Since 2010, the law has been in flux as to whether certain restaurant employees may or may not be allowed to participate in tip pools, particularly in states located in the jurisdiction of the U.S. Court of Appeals for the Ninth Circuit (these states include Alaska, Arizona, California, Hawaii, Idaho, Montana, Nevada, Oregon and Washington). However, a recent ruling from the Ninth Circuit has clarified this issue, and it is now clear that restaurants and hotels cannot require servers to pool and/or share tips with non-tipped kitchen and other back of the house staff such as dishwashers, chefs or cooks who do not customarily and regularly receive tips, even if the restaurant does not utilize the tip credit. To fully appreciate this decision, it is necessary to re-visit the recent history of uncertainty surrounding this rule.
The primary issue is whether tip-credit restrictions can be imposed on employers who do not take a tip credit. While employers can require servers to participate in a tip pool with others who customarily and regularly receive tips even if they take a tip credit, the Fair Labor Standards Act (“FLSA”) is silent as to whether employers who do not take a tip credit can require servers to participate in a tip pool with kitchen employees. Based on this premise, the Ninth Circuit held in 2010 in Cumbie v. Woody Woo, Inc., that an employer could require servers to pool tips to share with non-tipped kitchen and other back of the house staff who did not customarily and regularly receive tips, as long as (i) the servers were paid at least minimum wage; and (ii) the employer did not take a tip credit. The Ninth Circuit concluded that nothing in the text of the FLSA restricted employee tip pooling arrangements when no tip credit was taken.
A little over one year later, on April 5, 2011, the U.S. Department of Labor (“DOL”) issued regulations prohibiting mandatory tip pools that included employees who do not customarily and regularly receive tips, even in situations when the employer does not take a tip credit. In so doing, the DOL fully rejected the Ninth Circuit’s Woody Woo decision. In response, several hospitality groups, including the National Restaurant Association, filed a lawsuit in the District of Oregon against the DOL on behalf of restaurants and restaurant employees who share in tips and participate in tip pools. This lawsuit challenged the DOL’s ability to promulgate regulations that essentially overruled the Ninth Circuit’s ruling and effectively excluded kitchen staff from tip pools under the FLSA.
On June 7, 2013, the District of Oregon granted the hospitality groups’ motion for summary judgment, finding that the DOL had indeed exceeded its authority by issuing regulations on tip pooling in restaurants. The court stated that the language of the FLSA is clear and unambiguous, and only imposes conditions on employers that take a tip credit. This ruling barred the DOL from enforcing the regulations that it had promulgated two years earlier. Thus, until now, only employers in states located in the Ninth Circuit could require servers to pool and/or share tips with non-tipped kitchen and other back of the house staff.
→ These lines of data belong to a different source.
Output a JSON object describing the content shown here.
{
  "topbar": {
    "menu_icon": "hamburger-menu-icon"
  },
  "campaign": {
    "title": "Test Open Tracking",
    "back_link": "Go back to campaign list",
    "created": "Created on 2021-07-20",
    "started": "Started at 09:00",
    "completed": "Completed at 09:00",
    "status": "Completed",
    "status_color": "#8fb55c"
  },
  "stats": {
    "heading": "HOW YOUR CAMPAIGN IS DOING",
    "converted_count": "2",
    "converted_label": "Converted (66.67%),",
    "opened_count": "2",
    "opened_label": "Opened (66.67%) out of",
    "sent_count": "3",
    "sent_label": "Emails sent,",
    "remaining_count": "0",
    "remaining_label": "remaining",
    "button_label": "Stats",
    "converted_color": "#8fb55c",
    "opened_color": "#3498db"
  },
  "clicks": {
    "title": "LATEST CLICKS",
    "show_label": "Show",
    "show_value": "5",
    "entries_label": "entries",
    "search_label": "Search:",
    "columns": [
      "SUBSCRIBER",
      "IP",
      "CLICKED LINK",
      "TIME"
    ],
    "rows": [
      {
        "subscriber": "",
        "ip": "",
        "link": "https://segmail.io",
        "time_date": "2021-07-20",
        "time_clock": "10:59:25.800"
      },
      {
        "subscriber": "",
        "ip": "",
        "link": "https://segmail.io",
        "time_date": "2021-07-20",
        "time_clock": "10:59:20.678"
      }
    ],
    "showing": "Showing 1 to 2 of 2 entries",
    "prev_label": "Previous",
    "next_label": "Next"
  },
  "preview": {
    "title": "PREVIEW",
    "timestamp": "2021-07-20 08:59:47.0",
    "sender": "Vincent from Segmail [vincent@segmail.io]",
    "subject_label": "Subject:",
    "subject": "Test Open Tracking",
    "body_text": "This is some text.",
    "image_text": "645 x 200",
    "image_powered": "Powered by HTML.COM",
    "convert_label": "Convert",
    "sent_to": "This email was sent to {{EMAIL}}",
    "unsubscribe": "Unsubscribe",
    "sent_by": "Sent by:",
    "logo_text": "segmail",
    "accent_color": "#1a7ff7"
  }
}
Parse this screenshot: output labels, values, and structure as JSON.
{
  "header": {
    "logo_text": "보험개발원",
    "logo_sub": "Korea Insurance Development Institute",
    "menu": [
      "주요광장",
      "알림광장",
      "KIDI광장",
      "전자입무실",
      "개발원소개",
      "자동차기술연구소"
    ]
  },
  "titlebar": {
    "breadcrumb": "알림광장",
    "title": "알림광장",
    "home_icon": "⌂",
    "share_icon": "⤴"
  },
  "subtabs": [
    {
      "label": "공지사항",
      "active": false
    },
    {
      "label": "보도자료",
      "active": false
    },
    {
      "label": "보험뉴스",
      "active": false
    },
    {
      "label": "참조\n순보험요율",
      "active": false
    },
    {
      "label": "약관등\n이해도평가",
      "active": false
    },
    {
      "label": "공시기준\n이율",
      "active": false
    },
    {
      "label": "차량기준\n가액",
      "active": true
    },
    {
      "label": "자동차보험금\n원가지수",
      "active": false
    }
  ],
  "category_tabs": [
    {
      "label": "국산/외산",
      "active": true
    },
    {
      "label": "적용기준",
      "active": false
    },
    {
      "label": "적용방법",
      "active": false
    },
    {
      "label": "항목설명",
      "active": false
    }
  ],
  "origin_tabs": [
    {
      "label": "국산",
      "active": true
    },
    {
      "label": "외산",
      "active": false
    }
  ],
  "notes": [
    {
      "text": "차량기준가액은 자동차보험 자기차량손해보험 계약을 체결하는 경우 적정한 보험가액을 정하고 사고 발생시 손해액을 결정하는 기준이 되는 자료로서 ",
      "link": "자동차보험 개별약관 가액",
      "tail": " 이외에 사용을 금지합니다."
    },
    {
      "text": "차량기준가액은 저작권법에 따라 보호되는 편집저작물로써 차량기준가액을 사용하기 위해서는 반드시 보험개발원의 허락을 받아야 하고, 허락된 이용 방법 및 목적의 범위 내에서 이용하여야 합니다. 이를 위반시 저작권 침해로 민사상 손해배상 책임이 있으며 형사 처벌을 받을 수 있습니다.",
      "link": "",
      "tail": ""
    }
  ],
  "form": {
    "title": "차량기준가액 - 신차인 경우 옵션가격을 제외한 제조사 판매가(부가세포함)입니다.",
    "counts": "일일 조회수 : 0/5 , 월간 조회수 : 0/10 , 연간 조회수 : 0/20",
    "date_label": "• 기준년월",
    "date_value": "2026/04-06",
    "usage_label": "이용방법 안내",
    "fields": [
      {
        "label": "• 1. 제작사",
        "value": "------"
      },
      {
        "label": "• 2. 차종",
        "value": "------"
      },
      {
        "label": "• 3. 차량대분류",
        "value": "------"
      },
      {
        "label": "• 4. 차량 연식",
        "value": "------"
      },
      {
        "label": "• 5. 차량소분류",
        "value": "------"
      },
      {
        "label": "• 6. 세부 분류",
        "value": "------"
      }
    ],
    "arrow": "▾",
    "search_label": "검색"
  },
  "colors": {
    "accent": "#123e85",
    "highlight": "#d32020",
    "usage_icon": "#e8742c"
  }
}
However, in a split decision last week, a three-judge panel of the Ninth Circuit reversed the district court’s decision in favor of the employers, and held that Woody Woo did not foreclose the DOL’s ability to subsequently promulgate a formal rule that extended the FLSA’s tip pooling restrictions. In so ruling, the Ninth Circuit looked at language from past U.S. Supreme Court cases suggesting that the DOL had the power to prohibit certain tip pooling practices. As a result, the Court held that the DOL was well within its rights to regulate the tip pooling practices of employers who do not take a tip credit, including prohibiting those employers from including back of the house staff in tip pools.
Circuit Judge N. Randy Smith dissented from the Ninth Circuit’s opinion and argued that the panel of judges should have followed Circuit precedent and affirmed the ruling below because the DOL should not be able to legislate on its own, but rather must carry out Congress’ intent which he believes is unclear in this case.
As a result of this Ninth Circuit ruling, at least for the time being, the DOL has full authority to enforce its previously issued regulations requiring tip pools to be comprised solely of employees who customarily and regularly receive tips, such as wait staff, bussers, bartenders and counter personnel, even in situations when the employer does not take a tip credit. We anticipate that the National Restaurant Association and its co-plaintiffs will file a petition asking the full Ninth Circuit Court of Appeals for a rehearing. If the court agrees, the case will go to an 11-judge panel for review. It is also not out of the question that this case could eventually reach the Supreme Court, although it is too early to tell whether the High Court would have a ninth member by that time and how that new member could potentially impact a ruling.
Until a decision has been made regarding an appeal, however, you can rest assured that the DOL will begin attempting to enforce these regulations immediately, since it has essentially been “on hold” for the last six years. Thus, if your restaurant or hotel currently allows back of the house staff to participate in tip pools, you should endeavor to change these practices as soon as possible so that you do not find yourself on the wrong end of a DOL investigation.